Please write out all of the entries beneath this line exactly, skipping the pictures.
*** MATERIAL FOR THIS TASK ***
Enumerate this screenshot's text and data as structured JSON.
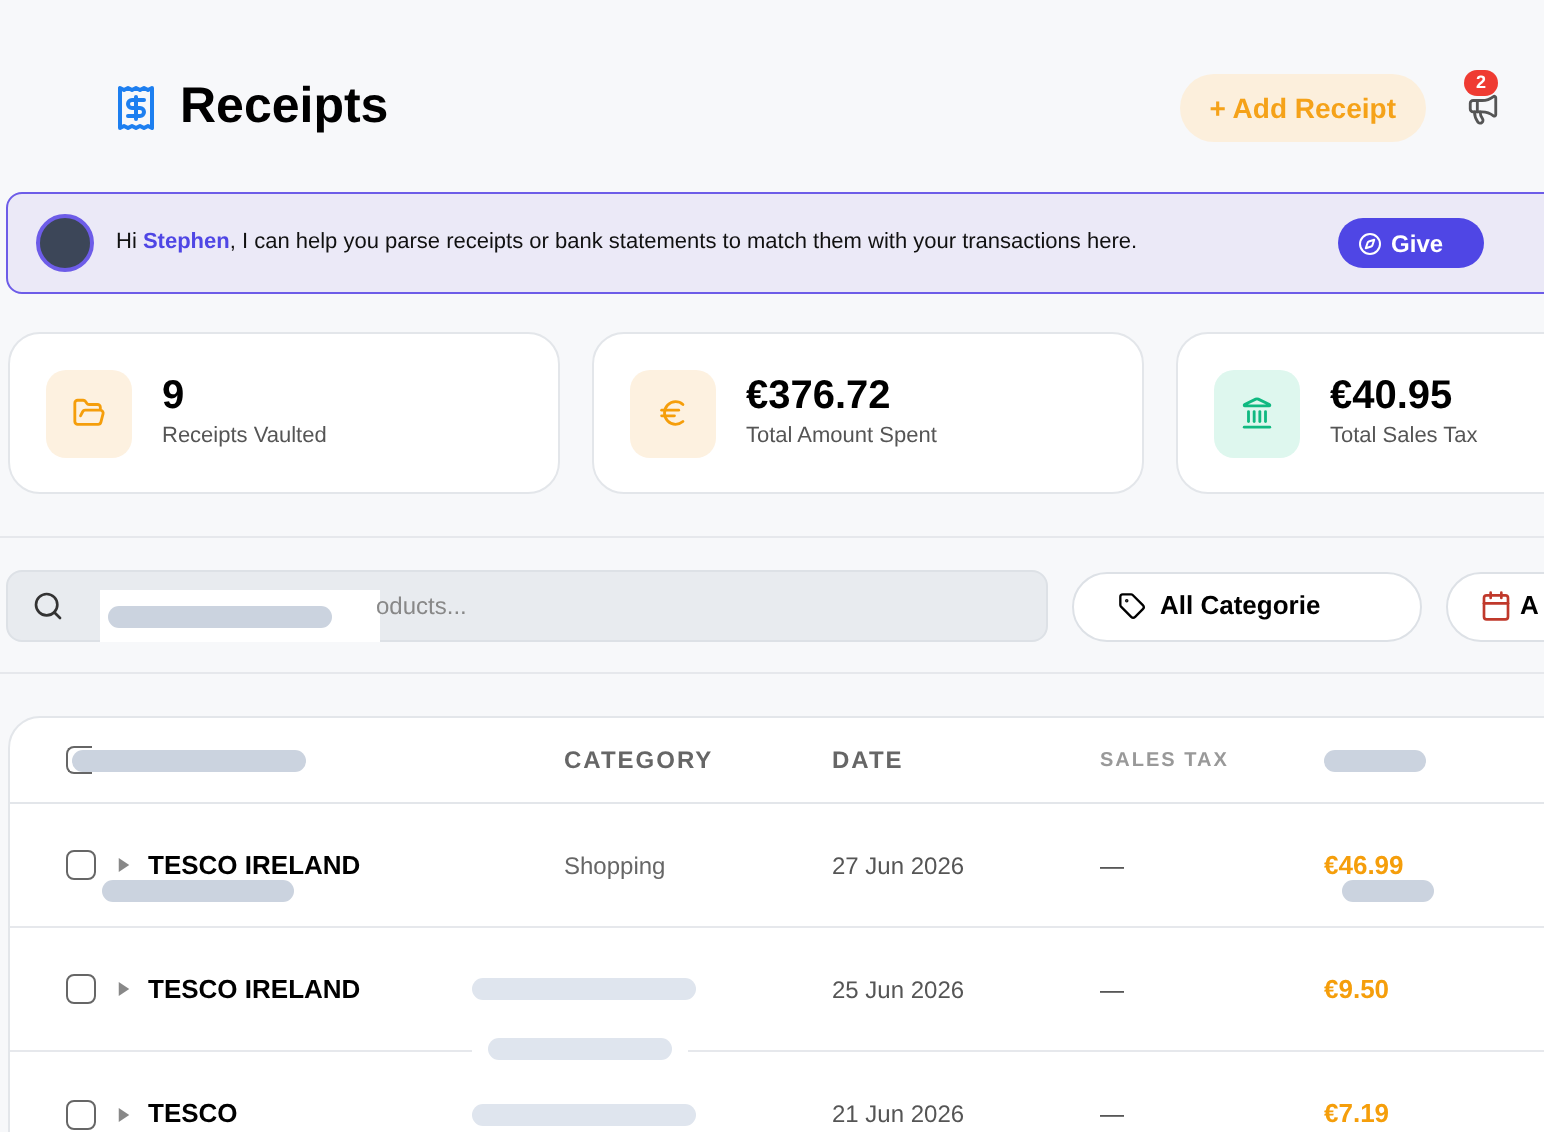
{
  "header": {
    "title": "Receipts",
    "add_button": "+ Add Receipt",
    "notifications": {
      "count": "2"
    }
  },
  "banner": {
    "message": "Hi **Stephen**, I can help you parse receipts or bank statements to match them with your transactions here.",
    "button": "Give"
  },
  "stats": [
    {
      "kind": "folder",
      "value": "9",
      "label": "Receipts Vaulted"
    },
    {
      "kind": "euro",
      "value": "€376.72",
      "label": "Total Amount Spent"
    },
    {
      "kind": "bank",
      "value": "€40.95",
      "label": "Total Sales Tax"
    }
  ],
  "filters": {
    "search": {
      "placeholder": "oducts..."
    },
    "category_button": "All Categorie",
    "date_button": "A"
  },
  "table": {
    "select_all_checked": false,
    "columns": [
      "CATEGORY",
      "DATE",
      "SALES TAX"
    ],
    "rows": [
      {
        "checked": false,
        "name": "TESCO IRELAND",
        "category": "Shopping",
        "date": "27 Jun 2026",
        "sales_tax": "—",
        "amount": "€46.99"
      },
      {
        "checked": false,
        "name": "TESCO IRELAND",
        "date": "25 Jun 2026",
        "sales_tax": "—",
        "amount": "€9.50"
      },
      {
        "checked": false,
        "name": "TESCO",
        "date": "21 Jun 2026",
        "sales_tax": "—",
        "amount": "€7.19"
      }
    ]
  }
}
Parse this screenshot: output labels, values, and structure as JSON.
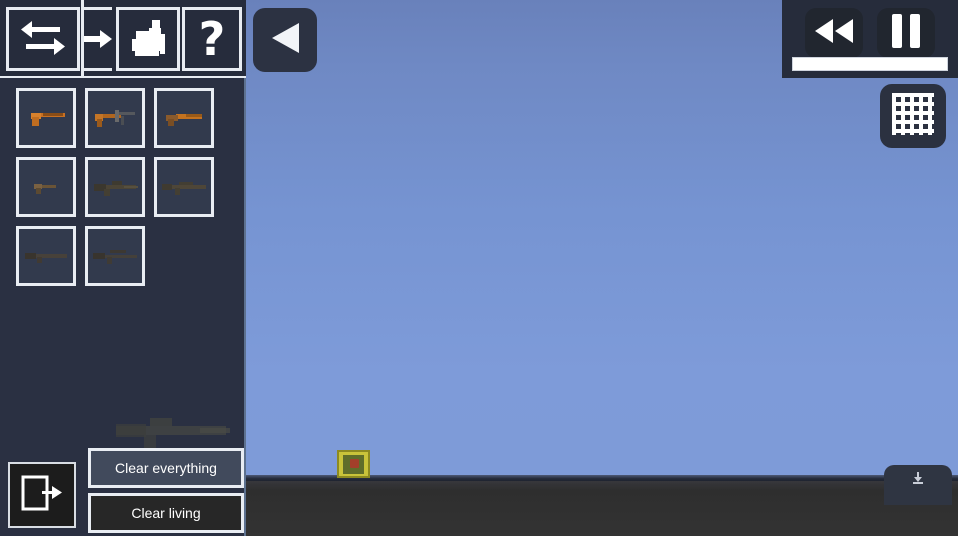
{
  "app": {
    "title": "Sandbox Weapon Spawner",
    "background": {
      "sky_top": "#6981bb",
      "sky_bottom": "#7e9bd8",
      "ground": "#2f2f2f",
      "panel": "#2a3042"
    }
  },
  "toolbar": {
    "items": [
      {
        "name": "swap-arrows-icon",
        "label": "Swap",
        "icon": "swap-arrows-icon"
      },
      {
        "name": "arrow-right-icon",
        "label": "Next",
        "icon": "arrow-right-icon"
      },
      {
        "name": "character-spawn-icon",
        "label": "Spawn Character",
        "icon": "character-spawn-icon"
      },
      {
        "name": "help-icon",
        "label": "?",
        "icon": "question-mark-icon"
      }
    ]
  },
  "weapon_grid": {
    "columns": 3,
    "items": [
      {
        "name": "weapon-pistol",
        "label": "Pistol",
        "tint": "#c87022",
        "kind": "pistol"
      },
      {
        "name": "weapon-smg",
        "label": "SMG",
        "tint": "#b0661f",
        "kind": "smg"
      },
      {
        "name": "weapon-sawed-off",
        "label": "Sawed-off",
        "tint": "#c4721f",
        "kind": "sawed"
      },
      {
        "name": "weapon-revolver",
        "label": "Revolver",
        "tint": "#6a5437",
        "kind": "revolver"
      },
      {
        "name": "weapon-rifle",
        "label": "Rifle",
        "tint": "#4b4436",
        "kind": "rifle"
      },
      {
        "name": "weapon-carbine",
        "label": "Carbine",
        "tint": "#4e4638",
        "kind": "carbine"
      },
      {
        "name": "weapon-shotgun",
        "label": "Shotgun",
        "tint": "#47413a",
        "kind": "shotgun"
      },
      {
        "name": "weapon-sniper",
        "label": "Sniper Rifle",
        "tint": "#44403a",
        "kind": "sniper"
      }
    ]
  },
  "preview": {
    "name": "weapon-preview",
    "label": "Selected weapon preview"
  },
  "sidebar_actions": {
    "exit_label": "Exit",
    "clear_everything_label": "Clear everything",
    "clear_living_label": "Clear living"
  },
  "canvas_controls": {
    "back_label": "Back",
    "grid_toggle_label": "Toggle grid",
    "download_label": "Download"
  },
  "playback": {
    "rewind_label": "Rewind",
    "pause_label": "Pause",
    "timeline_value": "100"
  },
  "world_objects": [
    {
      "name": "crate",
      "label": "Crate",
      "x": "337",
      "y": "450"
    }
  ]
}
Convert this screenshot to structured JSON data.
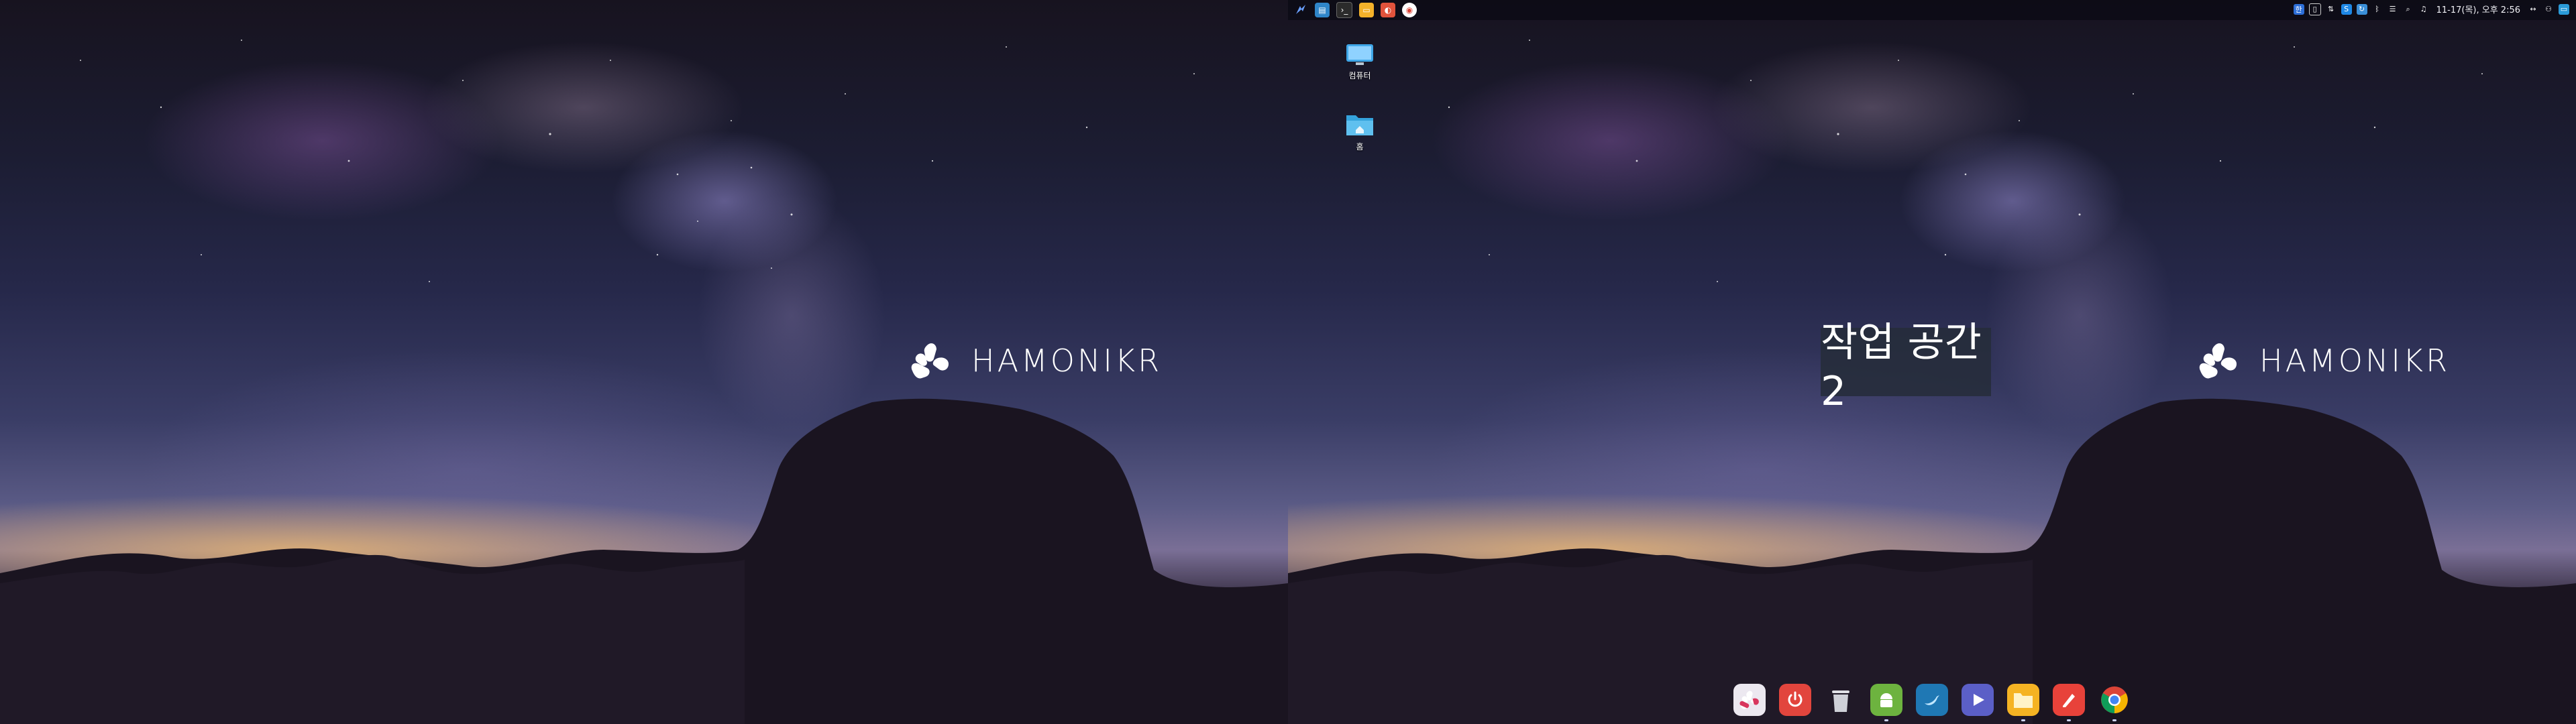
{
  "brand": {
    "logo_text": "HAMONIKR"
  },
  "panel": {
    "launcher_icons": [
      {
        "name": "menu-launcher-icon",
        "color": "#3d6fd1"
      },
      {
        "name": "app-store-icon",
        "color": "#2f86c9"
      },
      {
        "name": "terminal-icon",
        "color": "#2b2b2b"
      },
      {
        "name": "files-icon",
        "color": "#f3b22a"
      },
      {
        "name": "browser-icon",
        "color": "#e0533c"
      },
      {
        "name": "chrome-icon",
        "color": "#ffffff"
      }
    ],
    "clock": "11-17(목), 오후 2:56"
  },
  "desktop_icons": [
    {
      "label": "컴퓨터",
      "icon": "computer-icon",
      "color": "#3fa7e8"
    },
    {
      "label": "홈",
      "icon": "home-folder-icon",
      "color": "#35a3dc"
    }
  ],
  "workspace_osd": {
    "label": "작업 공간 2"
  },
  "dock": {
    "items": [
      {
        "name": "hamonikr-menu-icon",
        "color": "#e9e6ee"
      },
      {
        "name": "power-icon",
        "color": "#e2453d"
      },
      {
        "name": "trash-icon",
        "color": "#d9d9de"
      },
      {
        "name": "android-app-icon",
        "color": "#6db33f"
      },
      {
        "name": "bird-app-icon",
        "color": "#1f78b4"
      },
      {
        "name": "media-player-icon",
        "color": "#5b5fc7"
      },
      {
        "name": "file-manager-icon",
        "color": "#f5b323"
      },
      {
        "name": "text-editor-icon",
        "color": "#e8423a"
      },
      {
        "name": "chrome-icon",
        "color": "#ffffff"
      }
    ]
  }
}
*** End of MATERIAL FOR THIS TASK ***
WRITTEN RESPONSE -
Enumerate this screenshot's text and data as structured JSON.
{
  "header": {
    "title": "Receipts",
    "add_button": "+ Add Receipt",
    "notifications": {
      "count": "2"
    }
  },
  "banner": {
    "message": "Hi **Stephen**, I can help you parse receipts or bank statements to match them with your transactions here.",
    "button": "Give"
  },
  "stats": [
    {
      "kind": "folder",
      "value": "9",
      "label": "Receipts Vaulted"
    },
    {
      "kind": "euro",
      "value": "€376.72",
      "label": "Total Amount Spent"
    },
    {
      "kind": "bank",
      "value": "€40.95",
      "label": "Total Sales Tax"
    }
  ],
  "filters": {
    "search": {
      "placeholder": "oducts..."
    },
    "category_button": "All Categorie",
    "date_button": "A"
  },
  "table": {
    "select_all_checked": false,
    "columns": [
      "CATEGORY",
      "DATE",
      "SALES TAX"
    ],
    "rows": [
      {
        "checked": false,
        "name": "TESCO IRELAND",
        "category": "Shopping",
        "date": "27 Jun 2026",
        "sales_tax": "—",
        "amount": "€46.99"
      },
      {
        "checked": false,
        "name": "TESCO IRELAND",
        "date": "25 Jun 2026",
        "sales_tax": "—",
        "amount": "€9.50"
      },
      {
        "checked": false,
        "name": "TESCO",
        "date": "21 Jun 2026",
        "sales_tax": "—",
        "amount": "€7.19"
      }
    ]
  }
}
Parse this screenshot: output labels, values, and structure as JSON.
{
  "app": {
    "title": "Sandbox Weapon Spawner",
    "background": {
      "sky_top": "#6981bb",
      "sky_bottom": "#7e9bd8",
      "ground": "#2f2f2f",
      "panel": "#2a3042"
    }
  },
  "toolbar": {
    "items": [
      {
        "name": "swap-arrows-icon",
        "label": "Swap",
        "icon": "swap-arrows-icon"
      },
      {
        "name": "arrow-right-icon",
        "label": "Next",
        "icon": "arrow-right-icon"
      },
      {
        "name": "character-spawn-icon",
        "label": "Spawn Character",
        "icon": "character-spawn-icon"
      },
      {
        "name": "help-icon",
        "label": "?",
        "icon": "question-mark-icon"
      }
    ]
  },
  "weapon_grid": {
    "columns": 3,
    "items": [
      {
        "name": "weapon-pistol",
        "label": "Pistol",
        "tint": "#c87022",
        "kind": "pistol"
      },
      {
        "name": "weapon-smg",
        "label": "SMG",
        "tint": "#b0661f",
        "kind": "smg"
      },
      {
        "name": "weapon-sawed-off",
        "label": "Sawed-off",
        "tint": "#c4721f",
        "kind": "sawed"
      },
      {
        "name": "weapon-revolver",
        "label": "Revolver",
        "tint": "#6a5437",
        "kind": "revolver"
      },
      {
        "name": "weapon-rifle",
        "label": "Rifle",
        "tint": "#4b4436",
        "kind": "rifle"
      },
      {
        "name": "weapon-carbine",
        "label": "Carbine",
        "tint": "#4e4638",
        "kind": "carbine"
      },
      {
        "name": "weapon-shotgun",
        "label": "Shotgun",
        "tint": "#47413a",
        "kind": "shotgun"
      },
      {
        "name": "weapon-sniper",
        "label": "Sniper Rifle",
        "tint": "#44403a",
        "kind": "sniper"
      }
    ]
  },
  "preview": {
    "name": "weapon-preview",
    "label": "Selected weapon preview"
  },
  "sidebar_actions": {
    "exit_label": "Exit",
    "clear_everything_label": "Clear everything",
    "clear_living_label": "Clear living"
  },
  "canvas_controls": {
    "back_label": "Back",
    "grid_toggle_label": "Toggle grid",
    "download_label": "Download"
  },
  "playback": {
    "rewind_label": "Rewind",
    "pause_label": "Pause",
    "timeline_value": "100"
  },
  "world_objects": [
    {
      "name": "crate",
      "label": "Crate",
      "x": "337",
      "y": "450"
    }
  ]
}
Convert this screenshot to structured JSON data.
{
  "brand": {
    "logo_text": "HAMONIKR"
  },
  "panel": {
    "launcher_icons": [
      {
        "name": "menu-launcher-icon",
        "color": "#3d6fd1"
      },
      {
        "name": "app-store-icon",
        "color": "#2f86c9"
      },
      {
        "name": "terminal-icon",
        "color": "#2b2b2b"
      },
      {
        "name": "files-icon",
        "color": "#f3b22a"
      },
      {
        "name": "browser-icon",
        "color": "#e0533c"
      },
      {
        "name": "chrome-icon",
        "color": "#ffffff"
      }
    ],
    "clock": "11-17(목), 오후 2:56"
  },
  "desktop_icons": [
    {
      "label": "컴퓨터",
      "icon": "computer-icon",
      "color": "#3fa7e8"
    },
    {
      "label": "홈",
      "icon": "home-folder-icon",
      "color": "#35a3dc"
    }
  ],
  "workspace_osd": {
    "label": "작업 공간 2"
  },
  "dock": {
    "items": [
      {
        "name": "hamonikr-menu-icon",
        "color": "#e9e6ee"
      },
      {
        "name": "power-icon",
        "color": "#e2453d"
      },
      {
        "name": "trash-icon",
        "color": "#d9d9de"
      },
      {
        "name": "android-app-icon",
        "color": "#6db33f"
      },
      {
        "name": "bird-app-icon",
        "color": "#1f78b4"
      },
      {
        "name": "media-player-icon",
        "color": "#5b5fc7"
      },
      {
        "name": "file-manager-icon",
        "color": "#f5b323"
      },
      {
        "name": "text-editor-icon",
        "color": "#e8423a"
      },
      {
        "name": "chrome-icon",
        "color": "#ffffff"
      }
    ]
  }
}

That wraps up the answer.